Nowadays, you can find software for every purpose imaginable, so every department wants to buy their own system. But once you start letting member and prospect data reside all over the place in different systems, trouble awaits. Here are eight reasons why your organization should keep event data in your association management software (AMS).
Engagement means something different for every member. Some members start the day with your newsletter and online community digests—that’s all they want and need from your association. Others love volunteering for committees and other special projects.
Another group of members doesn’t regularly open your emails or volunteer, but they attend every single annual conference. They even arrive early to go to an expensive pre-conference workshop so they can spend time with fellow members from across the country. This event—and their time with friends—is all they want and need from your association. But if your event data lives in a separate system, the engagement and loyalty of these event regulars won’t be obvious.
Keeping event data in your AMS gives you a 360-view of a member’s engagement. You can pull reports showing the whole spectrum of a member’s participation in association activities. You can personalize content that’s not only based on email clicks and self-declared interests, but also on the events they’ve attended in the past or have registered for in the future.
Of course, if your AMS has a solid integration with a third-party event registration system—and the integration works as you intended—you’ll also benefit from this 360-view of members and event attendees.
Members see only one association, but it often feels like their marketing budget is at the mercy of several associations inside of one.
No one knows how much this member company is spending with the association on PAC and foundation donations, exhibit fees, sponsorships, advertising, registration fees, purchases, and membership dues. No one has the full picture and the company is starting to realize that.
When member data is dispersed among separate systems, you can’t easily see the total investment of a company member. You don’t know how long they’ve been involved and to what extent.
If you keep all your member, attendee, and revenue partner data in one place, you can adopt a more holistic and service-oriented approach to your revenue partners. You can develop a new type of sponsorship package that prevents them from being assailed by multiple departments.
When you have the full picture of a revenue partner’s investment, you can analyze the data and figure out if it’s a fair exchange. Should you create a new membership tier for high-investment companies, perhaps a level that encourages more employee involvement?
Should you rethink benefits for companies who invest in your association, for example, extra trade show passes, exclusive sponsorship opportunities, or other membership benefits?
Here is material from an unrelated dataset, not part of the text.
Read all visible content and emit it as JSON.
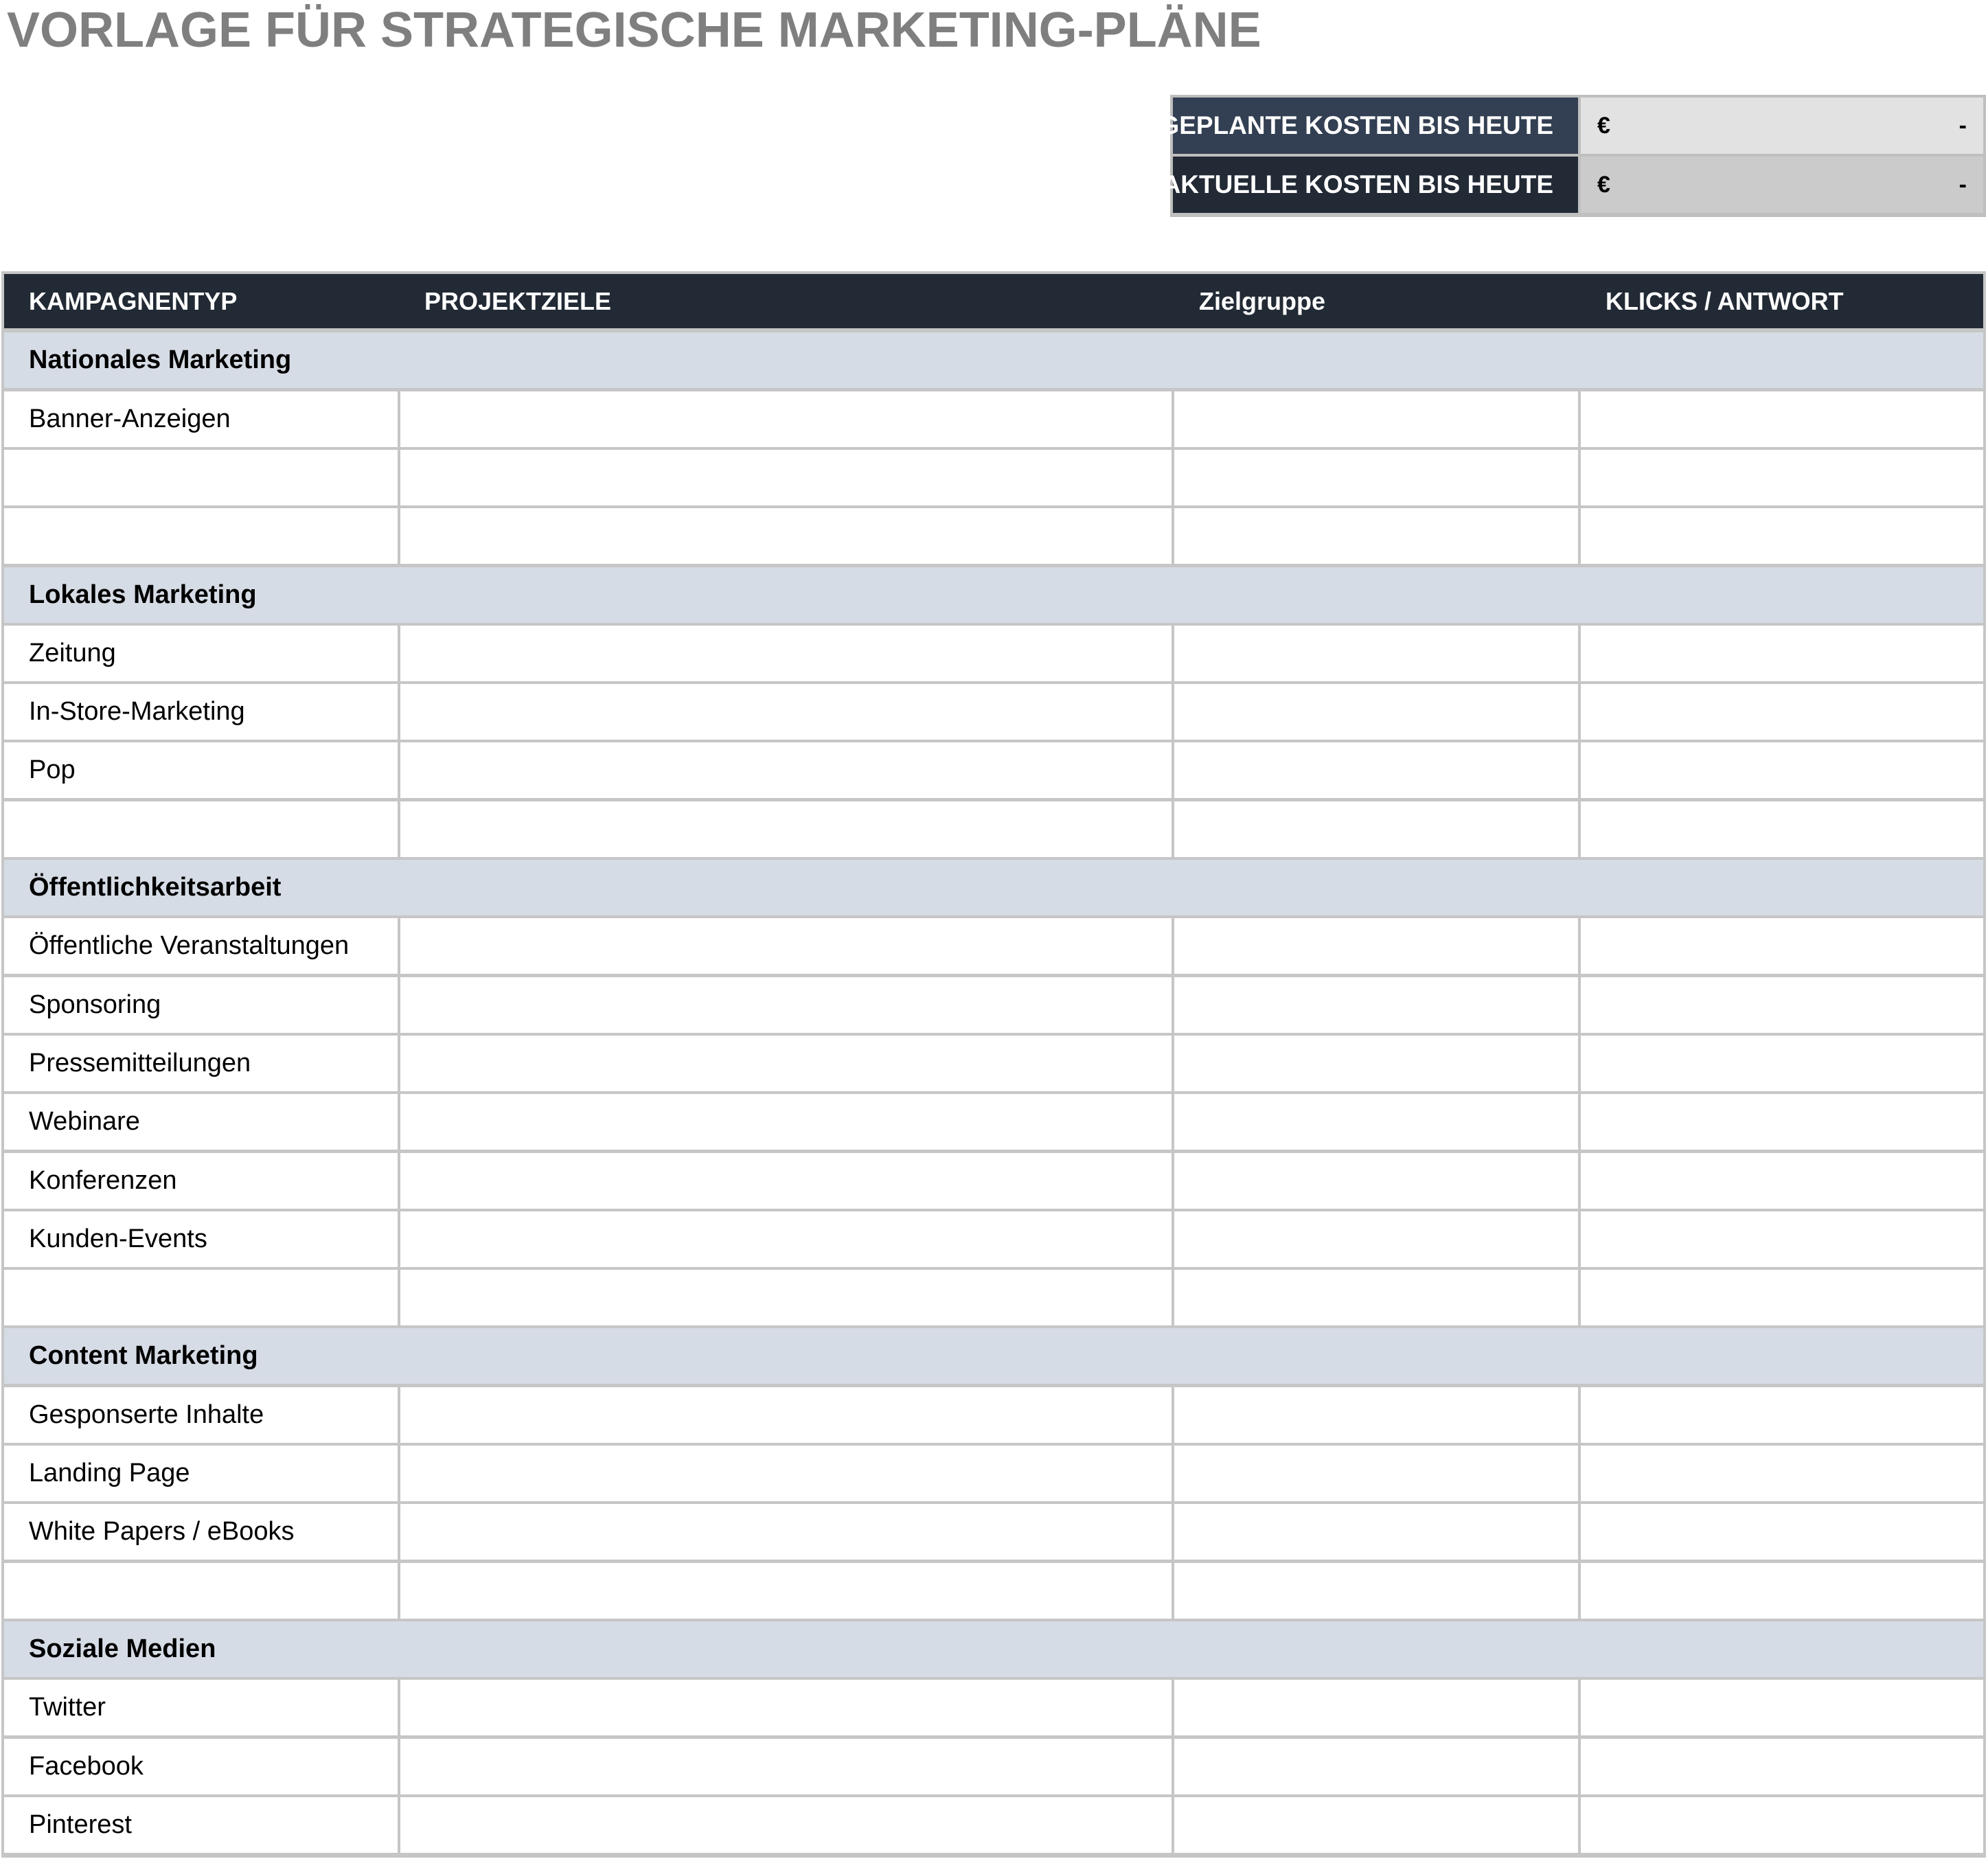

A member at your annual conference registration kiosk says, “Oh, I almost forgot, I have a new job and email address.” She walks away thinking all her association emails will catch up with her at her new firm. But no. Her email address was only changed in the event registration software not in the AMS.
When data is spread around many systems, member and customer records get updated in one but not the others, unless they’re properly integrated. Duplicate records abound. Staff lose confidence in AMS data because they’ve seen too many records with incorrect information. Reporting becomes complicated—exports, deduping, and all kinds of nonsense is required. But you won’t have to deal with these hassles if all your data lives in one place.
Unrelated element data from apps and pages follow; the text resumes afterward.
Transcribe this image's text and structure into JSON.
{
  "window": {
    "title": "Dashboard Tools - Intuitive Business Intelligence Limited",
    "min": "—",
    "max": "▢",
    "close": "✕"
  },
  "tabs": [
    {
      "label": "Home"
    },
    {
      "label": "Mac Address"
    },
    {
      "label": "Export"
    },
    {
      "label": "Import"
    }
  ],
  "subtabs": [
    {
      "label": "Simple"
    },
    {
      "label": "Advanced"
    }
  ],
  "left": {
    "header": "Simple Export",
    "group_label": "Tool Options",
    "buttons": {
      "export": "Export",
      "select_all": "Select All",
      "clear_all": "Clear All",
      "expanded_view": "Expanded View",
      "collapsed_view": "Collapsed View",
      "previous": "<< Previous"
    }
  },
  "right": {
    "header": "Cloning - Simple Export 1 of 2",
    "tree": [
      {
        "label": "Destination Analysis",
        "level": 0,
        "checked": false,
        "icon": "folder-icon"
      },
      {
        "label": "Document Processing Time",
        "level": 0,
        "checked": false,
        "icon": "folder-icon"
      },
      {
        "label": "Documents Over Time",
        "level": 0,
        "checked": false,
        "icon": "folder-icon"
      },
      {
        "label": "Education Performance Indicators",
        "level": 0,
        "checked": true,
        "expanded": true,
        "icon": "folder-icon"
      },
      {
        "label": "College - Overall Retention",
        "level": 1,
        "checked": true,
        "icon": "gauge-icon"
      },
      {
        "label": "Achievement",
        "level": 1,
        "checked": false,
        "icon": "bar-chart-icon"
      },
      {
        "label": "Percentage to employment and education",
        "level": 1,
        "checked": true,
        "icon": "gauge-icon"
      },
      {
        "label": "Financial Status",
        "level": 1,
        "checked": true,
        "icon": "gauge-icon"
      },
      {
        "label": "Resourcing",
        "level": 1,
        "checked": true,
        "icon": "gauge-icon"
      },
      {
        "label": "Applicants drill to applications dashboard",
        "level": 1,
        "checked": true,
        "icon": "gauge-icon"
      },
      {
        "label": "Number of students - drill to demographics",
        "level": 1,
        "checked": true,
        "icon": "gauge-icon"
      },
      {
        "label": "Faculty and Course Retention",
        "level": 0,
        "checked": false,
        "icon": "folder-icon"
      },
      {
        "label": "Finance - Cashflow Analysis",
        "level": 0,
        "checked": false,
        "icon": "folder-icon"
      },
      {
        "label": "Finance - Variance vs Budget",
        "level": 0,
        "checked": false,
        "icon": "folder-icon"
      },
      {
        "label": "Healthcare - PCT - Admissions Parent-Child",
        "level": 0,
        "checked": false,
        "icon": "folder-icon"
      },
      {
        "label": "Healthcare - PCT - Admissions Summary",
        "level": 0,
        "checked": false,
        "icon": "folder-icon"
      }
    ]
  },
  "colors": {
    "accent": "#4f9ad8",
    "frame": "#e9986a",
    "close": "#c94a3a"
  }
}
Event attendees are not one-size-fits all. Emails sent to them before and after the event should reflect what your association knows about their interests, job, career stage, association participation, and membership tenure—and that requires data in the AMS, not just the data in the event registration system.
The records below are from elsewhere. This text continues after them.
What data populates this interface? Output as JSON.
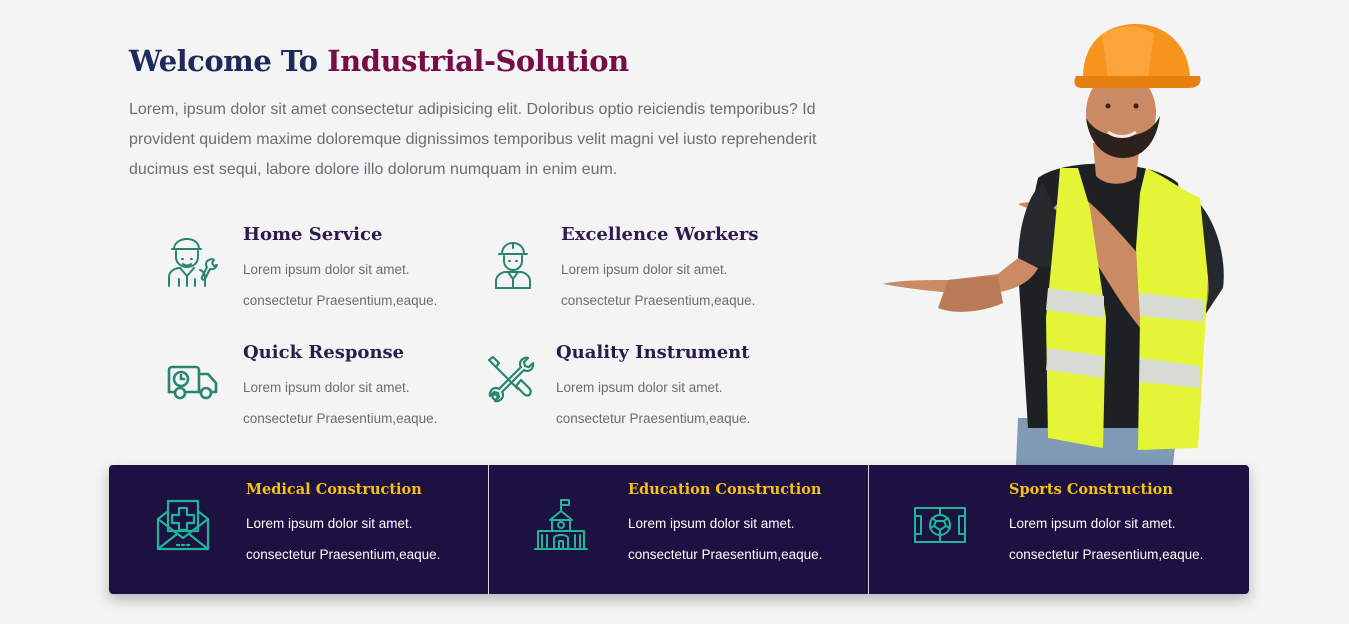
{
  "intro": {
    "title_prefix": "Welcome To",
    "title_accent": "Industrial-Solution",
    "paragraph": "Lorem, ipsum dolor sit amet consectetur adipisicing elit. Doloribus optio reiciendis temporibus? Id provident quidem maxime doloremque dignissimos temporibus velit magni vel iusto reprehenderit ducimus est sequi, labore dolore illo dolorum numquam in enim eum."
  },
  "features": [
    {
      "title": "Home Service",
      "line1": "Lorem ipsum dolor sit amet.",
      "line2": "consectetur Praesentium,eaque.",
      "icon": "mechanic-icon"
    },
    {
      "title": "Excellence Workers",
      "line1": "Lorem ipsum dolor sit amet.",
      "line2": "consectetur Praesentium,eaque.",
      "icon": "engineer-icon"
    },
    {
      "title": "Quick Response",
      "line1": "Lorem ipsum dolor sit amet.",
      "line2": "consectetur Praesentium,eaque.",
      "icon": "delivery-truck-icon"
    },
    {
      "title": "Quality Instrument",
      "line1": "Lorem ipsum dolor sit amet.",
      "line2": "consectetur Praesentium,eaque.",
      "icon": "wrench-tools-icon"
    }
  ],
  "services": [
    {
      "title": "Medical Construction",
      "line1": "Lorem ipsum dolor sit amet.",
      "line2": "consectetur Praesentium,eaque.",
      "icon": "medical-envelope-icon"
    },
    {
      "title": "Education Construction",
      "line1": "Lorem ipsum dolor sit amet.",
      "line2": "consectetur Praesentium,eaque.",
      "icon": "school-building-icon"
    },
    {
      "title": "Sports Construction",
      "line1": "Lorem ipsum dolor sit amet.",
      "line2": "consectetur Praesentium,eaque.",
      "icon": "football-field-icon"
    }
  ],
  "colors": {
    "heading": "#1c2a5c",
    "accent": "#770d48",
    "feature_icon": "#2a8570",
    "band_background": "#1c1140",
    "band_title": "#f6c014",
    "band_icon": "#21b59b"
  },
  "hero_image": "construction-worker-pointing"
}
If you use your AMS for event registration and management, staff working the registration desk can update a member’s profile or renew their membership—everyone likes that kind of timesaving one-stop shopping. If an event attendee wants to join on the spot, staff can handle that too. The attendee and member experience goes up a notch.
If you use the same software for membership and event management, your IT team will be forever grateful. That’s one less vendor relationship to manage, and one less system to worry about.
When your colleagues have only one system to learn, they’re less likely to make the kind of mistakes that compromise data integrity. They’ll also be more comfortable pulling the reports they need to make data-informed decisions.
The membership and event teams both want to nurture leads. The membership team needs quick and easy access to the data of non-member event attendees—the warmest leads of all. The event team wants to increase member (and membership prospect) awareness and interest in the association’s events.
Each team needs the other’s data to better understand their prospects, including their history of event attendance and participation in association activities, demographic characteristics, and interests—both self-declared and deduced from past behavior.
A perennial challenge of trade associations is getting more employees of member companies into the association fold. You have a much better chance of retaining a company member if you go beyond the primary contacts and build a membership fan base within the company. An additional bonus: when employees move to another company, they bring their membership loyalty with them.
When you have event data in your AMS, you can spot attendees from member companies whom you need to learn more about. You can nurture these members by including them in special email campaigns that introduce them to the benefits of their company membership.
Many of our clients have saved money by moving their event registration and management processes to MemberSuite. Besides having one less vendor relationship to manage, now they don’t have to spend their budget on:
You may love the idea of using your AMS for event registration and management, and keeping event data in the AMS. But, here’s the catch: what if the events department brings in a large percentage of your association’s revenue? They have political power and they want to use their own system, not “your” AMS. What’s the solution to this tough situation?
It’s the CIO or IT leader’s call to make.
Learn more about MemberSuite’s event management functionality so you can ask these tough questions and make a business case for a change that will help your association achieve its goals and provide a better member (and attendee) experience.